Exercise goal -
Keep the wording of the records intact as you retype them, and omit every image.

[Excerpts from an interface dataset]
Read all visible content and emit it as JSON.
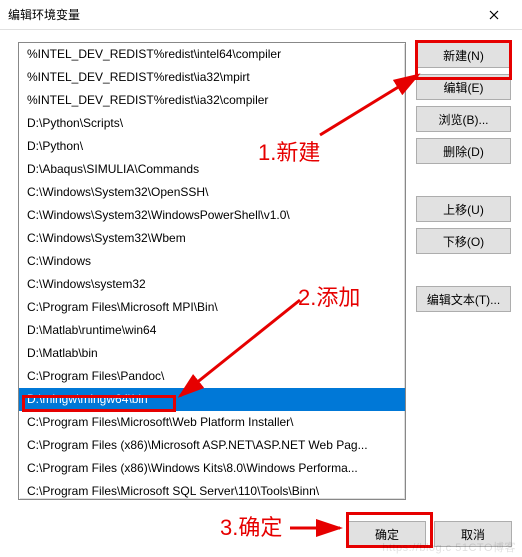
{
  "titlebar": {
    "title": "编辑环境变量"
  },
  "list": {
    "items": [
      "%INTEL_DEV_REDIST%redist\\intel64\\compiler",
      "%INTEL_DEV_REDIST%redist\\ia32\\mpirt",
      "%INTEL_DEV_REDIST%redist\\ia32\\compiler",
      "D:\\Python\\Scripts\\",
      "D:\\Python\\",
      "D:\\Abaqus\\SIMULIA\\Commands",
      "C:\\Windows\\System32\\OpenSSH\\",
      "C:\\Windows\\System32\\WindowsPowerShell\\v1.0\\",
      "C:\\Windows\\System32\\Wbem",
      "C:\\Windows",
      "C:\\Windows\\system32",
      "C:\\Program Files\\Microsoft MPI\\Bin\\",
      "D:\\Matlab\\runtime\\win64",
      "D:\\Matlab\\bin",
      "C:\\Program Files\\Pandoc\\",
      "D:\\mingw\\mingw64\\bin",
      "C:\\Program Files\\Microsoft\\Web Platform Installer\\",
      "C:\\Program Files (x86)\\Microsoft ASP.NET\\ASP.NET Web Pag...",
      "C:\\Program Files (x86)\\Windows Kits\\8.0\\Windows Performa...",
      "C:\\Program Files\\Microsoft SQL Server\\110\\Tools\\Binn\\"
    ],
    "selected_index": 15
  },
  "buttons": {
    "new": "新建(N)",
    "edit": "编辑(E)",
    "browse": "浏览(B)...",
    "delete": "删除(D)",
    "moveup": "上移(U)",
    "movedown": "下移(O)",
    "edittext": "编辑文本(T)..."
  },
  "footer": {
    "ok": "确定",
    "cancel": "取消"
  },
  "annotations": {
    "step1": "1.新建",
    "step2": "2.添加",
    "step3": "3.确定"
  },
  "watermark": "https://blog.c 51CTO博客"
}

Finished task -
Read all visible content and emit it as JSON.
{
  "titlebar": {
    "title": "编辑环境变量"
  },
  "list": {
    "items": [
      "%INTEL_DEV_REDIST%redist\\intel64\\compiler",
      "%INTEL_DEV_REDIST%redist\\ia32\\mpirt",
      "%INTEL_DEV_REDIST%redist\\ia32\\compiler",
      "D:\\Python\\Scripts\\",
      "D:\\Python\\",
      "D:\\Abaqus\\SIMULIA\\Commands",
      "C:\\Windows\\System32\\OpenSSH\\",
      "C:\\Windows\\System32\\WindowsPowerShell\\v1.0\\",
      "C:\\Windows\\System32\\Wbem",
      "C:\\Windows",
      "C:\\Windows\\system32",
      "C:\\Program Files\\Microsoft MPI\\Bin\\",
      "D:\\Matlab\\runtime\\win64",
      "D:\\Matlab\\bin",
      "C:\\Program Files\\Pandoc\\",
      "D:\\mingw\\mingw64\\bin",
      "C:\\Program Files\\Microsoft\\Web Platform Installer\\",
      "C:\\Program Files (x86)\\Microsoft ASP.NET\\ASP.NET Web Pag...",
      "C:\\Program Files (x86)\\Windows Kits\\8.0\\Windows Performa...",
      "C:\\Program Files\\Microsoft SQL Server\\110\\Tools\\Binn\\"
    ],
    "selected_index": 15
  },
  "buttons": {
    "new": "新建(N)",
    "edit": "编辑(E)",
    "browse": "浏览(B)...",
    "delete": "删除(D)",
    "moveup": "上移(U)",
    "movedown": "下移(O)",
    "edittext": "编辑文本(T)..."
  },
  "footer": {
    "ok": "确定",
    "cancel": "取消"
  },
  "annotations": {
    "step1": "1.新建",
    "step2": "2.添加",
    "step3": "3.确定"
  },
  "watermark": "https://blog.c 51CTO博客"
}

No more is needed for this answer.